One place that location-based devices have been a great business investment for ALK Technologies has been in the area of commercial trucking. Its Fleet Center application combines tracking of trucks or other vehicles by dispatchers with wireless communication between dispatchers and drivers. The dispatcher generates stops and sends them wirelessly to the truck’s navigation system, at which point the software optimizes the trucker’s route. The system may also include a service called “geo-sensing,” which sends a message to the client or the dispatcher when a truck enters a designated perimeter around the customer. The message might say, for example, “Your delivery is 10 minutes away.”
The return on investment for trucking companies is substantial and easy to quantify, says Goodman. “A truck is expensive to operate, and any mile saved, any efficiency, means a huge amount of money.” Other potential customers for this kind of system are real estate agents, repair services with 20 to 30 vans, taxicab companies, ambulance services, police and fire departments, and school buses — any fleet where location and proximity to events is important as well as communication with a back office.
Goodman grew up in Palm Springs, California, through middle school, and went to high school in North Rose, New York, near Rochester. His entry into the GPS arena was serendipitous. Graduating from Princeton University in 1999 with a degree in political economy, Goodman’s first job was a civil service gig with the Parks Department of New York City. When he decided that the economic possibilities afforded by the civil service were too limiting, he thought he should get in on the Internet boom, which was at its tail end at the time.

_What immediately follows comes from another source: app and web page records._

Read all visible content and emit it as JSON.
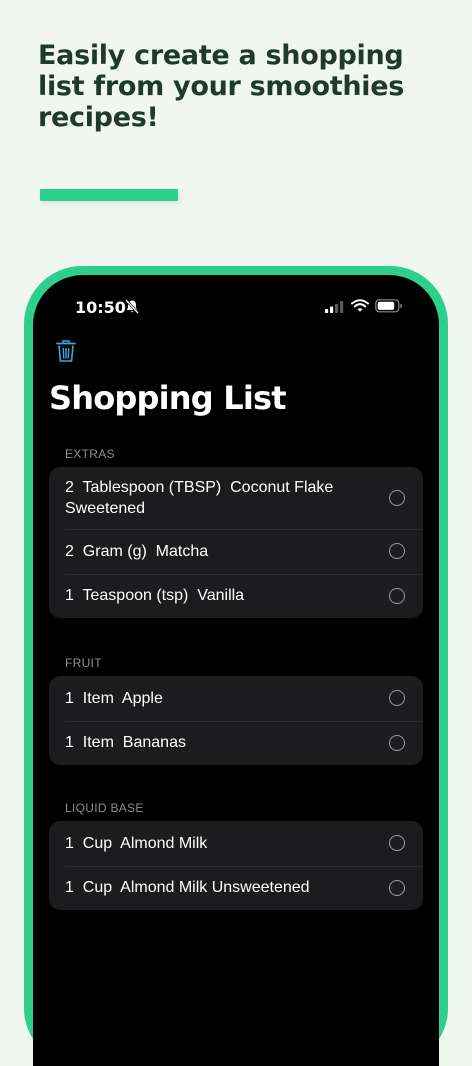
{
  "marketing": {
    "headline": "Easily create a shopping list from your smoothies recipes!",
    "accent_color": "#2ecf8c"
  },
  "status_bar": {
    "time": "10:50",
    "icons": [
      "bell-slash-icon",
      "cellular-signal-icon",
      "wifi-icon",
      "battery-icon"
    ]
  },
  "toolbar": {
    "delete_icon": "trash-icon"
  },
  "page": {
    "title": "Shopping List"
  },
  "sections": [
    {
      "header": "EXTRAS",
      "items": [
        {
          "text": "2  Tablespoon (TBSP)  Coconut Flake Sweetened",
          "checked": false
        },
        {
          "text": "2  Gram (g)  Matcha",
          "checked": false
        },
        {
          "text": "1  Teaspoon (tsp)  Vanilla",
          "checked": false
        }
      ]
    },
    {
      "header": "FRUIT",
      "items": [
        {
          "text": "1  Item  Apple",
          "checked": false
        },
        {
          "text": "1  Item  Bananas",
          "checked": false
        }
      ]
    },
    {
      "header": "LIQUID BASE",
      "items": [
        {
          "text": "1  Cup  Almond Milk",
          "checked": false
        },
        {
          "text": "1  Cup  Almond Milk Unsweetened",
          "checked": false
        }
      ]
    }
  ]
}
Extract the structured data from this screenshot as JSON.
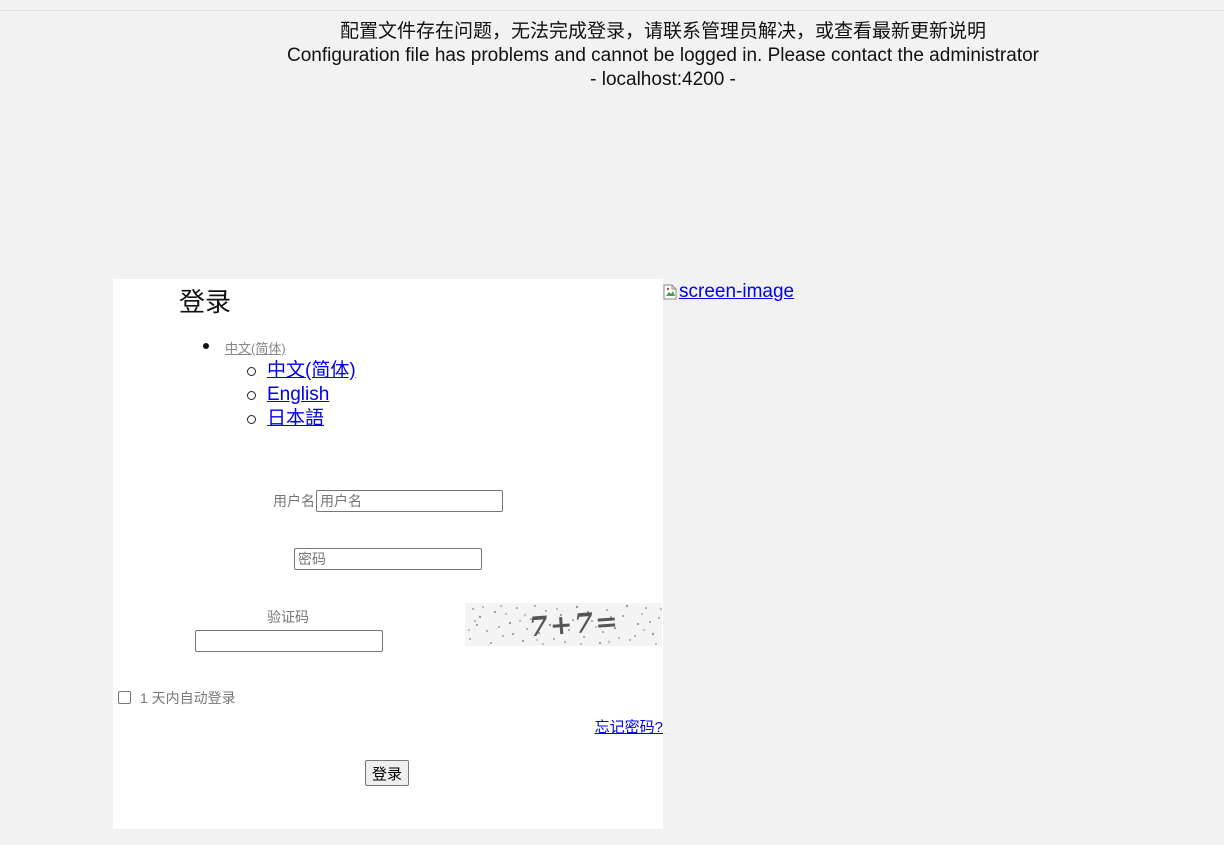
{
  "notice": {
    "line_zh": "配置文件存在问题，无法完成登录，请联系管理员解决，或查看最新更新说明",
    "line_en": "Configuration file has problems and cannot be logged in. Please contact the administrator",
    "host": "- localhost:4200 -"
  },
  "login": {
    "title": "登录",
    "language": {
      "current": "中文(简体)",
      "options": [
        "中文(简体)",
        "English",
        "日本語"
      ]
    },
    "username": {
      "label": "用户名",
      "placeholder": "用户名",
      "value": ""
    },
    "password": {
      "placeholder": "密码",
      "value": ""
    },
    "captcha": {
      "label": "验证码",
      "value": "",
      "image_text": "7+7="
    },
    "remember": {
      "label": "1 天内自动登录",
      "checked": false
    },
    "forgot_label": "忘记密码?",
    "submit_label": "登录"
  },
  "screen_image": {
    "alt": "screen-image",
    "icon": "broken-image-icon"
  },
  "colors": {
    "background": "#f2f2f2",
    "panel": "#ffffff",
    "link": "#0000ee",
    "muted_text": "#777777"
  }
}
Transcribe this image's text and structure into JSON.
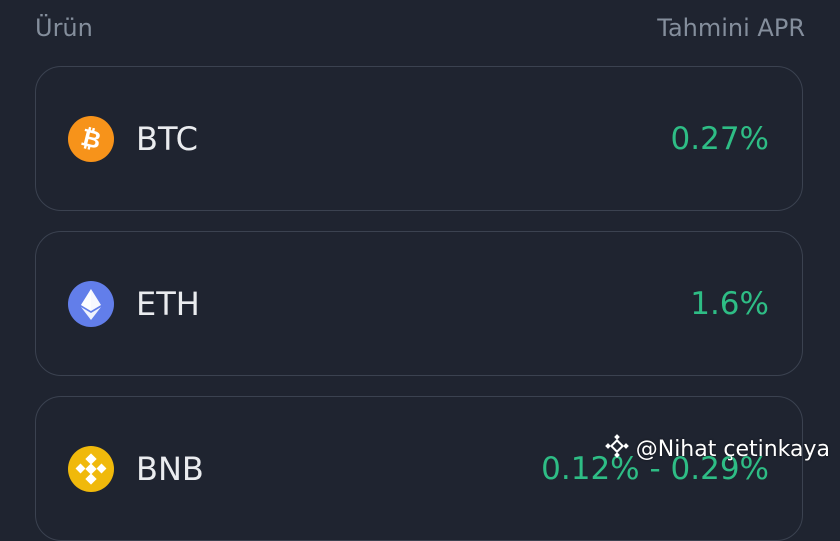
{
  "header": {
    "product_label": "Ürün",
    "apr_label": "Tahmini APR"
  },
  "products": [
    {
      "name": "BTC",
      "apr": "0.27%",
      "icon": "bitcoin-icon",
      "icon_color": "#f7931a"
    },
    {
      "name": "ETH",
      "apr": "1.6%",
      "icon": "ethereum-icon",
      "icon_color": "#627eea"
    },
    {
      "name": "BNB",
      "apr": "0.12% - 0.29%",
      "icon": "bnb-icon",
      "icon_color": "#f0b90b"
    }
  ],
  "colors": {
    "background": "#1f2430",
    "apr_green": "#2ebd85",
    "muted": "#848e9c"
  },
  "watermark": {
    "text": "@Nihat çetinkaya",
    "icon": "binance-logo-icon"
  }
}
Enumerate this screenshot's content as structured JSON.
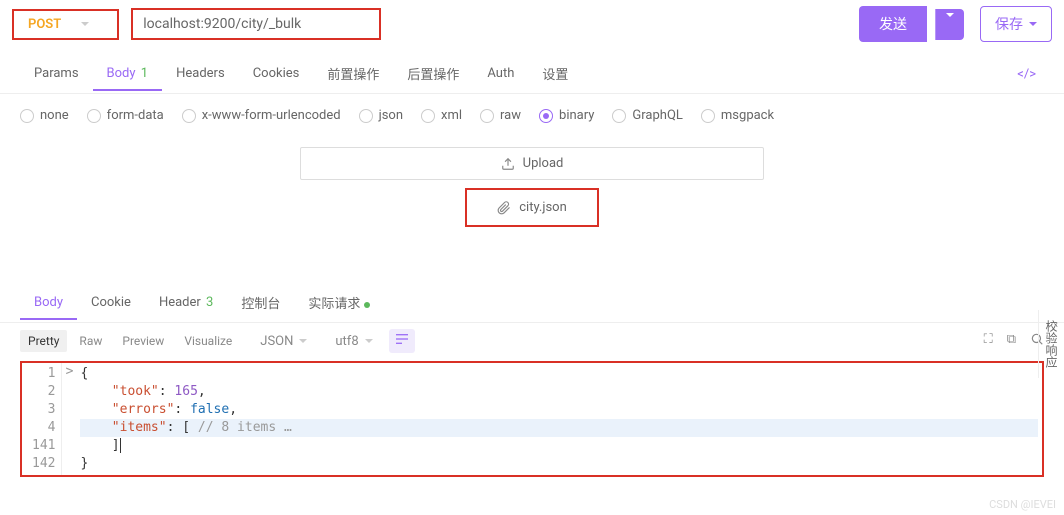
{
  "request": {
    "method": "POST",
    "url": "localhost:9200/city/_bulk",
    "send_label": "发送",
    "save_label": "保存"
  },
  "tabs": {
    "params": "Params",
    "body": "Body",
    "body_count": "1",
    "headers": "Headers",
    "cookies": "Cookies",
    "pre": "前置操作",
    "post": "后置操作",
    "auth": "Auth",
    "settings": "设置"
  },
  "body_types": {
    "none": "none",
    "formdata": "form-data",
    "urlencoded": "x-www-form-urlencoded",
    "json": "json",
    "xml": "xml",
    "raw": "raw",
    "binary": "binary",
    "graphql": "GraphQL",
    "msgpack": "msgpack",
    "selected": "binary"
  },
  "upload": {
    "label": "Upload",
    "file": "city.json"
  },
  "response_tabs": {
    "body": "Body",
    "cookie": "Cookie",
    "header": "Header",
    "header_count": "3",
    "console": "控制台",
    "actual": "实际请求"
  },
  "view": {
    "pretty": "Pretty",
    "raw": "Raw",
    "preview": "Preview",
    "visualize": "Visualize",
    "format": "JSON",
    "encoding": "utf8"
  },
  "code_lines": [
    {
      "n": "1",
      "content": "{"
    },
    {
      "n": "2",
      "content": "    \"took\": 165,"
    },
    {
      "n": "3",
      "content": "    \"errors\": false,"
    },
    {
      "n": "4",
      "content": "    \"items\": [ // 8 items …",
      "fold": ">"
    },
    {
      "n": "141",
      "content": "    ]"
    },
    {
      "n": "142",
      "content": "}"
    }
  ],
  "side_panel": "校验响应",
  "watermark": "CSDN @IEVEI"
}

Through a website, he happened on a job with ALK Technologies as an Internet marketing associate.
Although the boom didn’t last, his job did, and his responsibilities have been growing with the company and the GPS market. Last year he was marketing manager for North America for CoPilot products and is now working on development and production of solutions for corporate clients.
As with many technology-based industries, the only dependable quantity is change. Each year ALK Technologies updates its CoPilot product line, providing existing customers with a new version for $99. Updates include upgraded maps as well as any new services, the most recent being three-dimensional maps and the ability to link into Outlook E-mail and pull-down contact information.
New technologies are also being developed. An example is storage cards for map data, and the price for these devices has dropped dramatically. “Soon you will be able to buy a storage card and pop it into a phone, and it will have all the streets in the United States and a full navigation system,” says Goodman. A year ago these cards cost $200 and now they cost $45. At first users had to use their computers to put the maps on storage cards and devices, but soon the storage card will be part of the product.
Costs for the data plans and Internet access, essential to location-based systems, are also going down, from $100 per account for unlimited data down to $20 to $30 a month.
Finally, people are simply getting more comfortable with the technology. Earlier a company not only had to install and pay for systems, but also train people to use them.
According to an article in the April edition of GPS World, projected sales of in-vehicle GPS systems will grow from 4 million in 2006 to 30 million in 2020 and sales of mobile phones with GPS systems will grow from 200 million in 2006 to 2 billion in 2020. But for the GPS cell phone market to achieve that level of growth, it must overcome the problems of unreliability in urban canyons, inside structures, in high foliage areas, and in underground transportation systems.
As for the industry’s future, Goodman says, “We think it will take off in the next couple of years — in some fashion.” And as for ALK Technologies, he says: “We’re just trying to figure out which way that is.”